Friday, April 18, 2008
Girlbomb (rhymes with Erlbaum)
I read and reviewed Janice Erlbaum's second book and memoir late last year compliments of LibraryThing's Early Reviewer program. Erlbaum's publisher was kind enough to offer readers of the advanced edition a copy of her first book which I accepted eagerly.
Girlbomb is also a memoir, about Erlbaum's teenage years. To say they were turbulent would be an understatement. Erlbaum leaves home at age 15 due to a violent stepfather and a mother that continues to put her well-being after his. Living in Brooklyn, she heads to a shelter in NYC. Life there is no picnic either. Erlbaum is harassed due to her minority status and life with a bunch of teenage girls is difficult enough, let alone troubled ones. Erlbaum continues to attend school during this time, but continues down a troubling path. I certainly did some things during my teenage years that were pretty, well, stupid, but never in my wildest imagination did I think of living life as Erlbaum did. Drugs, alcohol, sex - this was a girl looking for attention. As a parent, naturally, this is all very disturbing and definitely sends the message not to stop parenting when your child is a teenager as it seems Erlbaum's mother did.

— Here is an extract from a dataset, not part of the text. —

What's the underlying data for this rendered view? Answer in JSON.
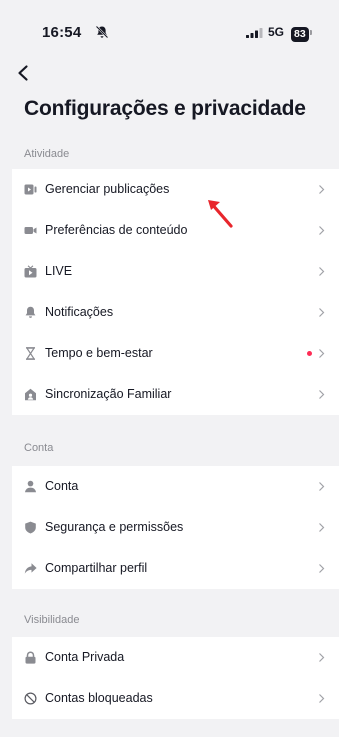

In many ways I'm glad I read her second book first - because I would have been worried about her well-being after this first book. Of course, we know that Erlbaum is now well - she's a published author, after all. Erlbaum's writing is truly compelling. I find her writing very conversational. This is not an easy book to read - by turns disturbing, dramatic, frightening, crass, yet also hopeful. It is a testament to her writing that you want to keep reading at all. That is no mistake, I think. Erlbaum's writing probably saved her from another sort of life, another path she could easily have chosen. I look forward to what else she has to say, about herself or on another topic.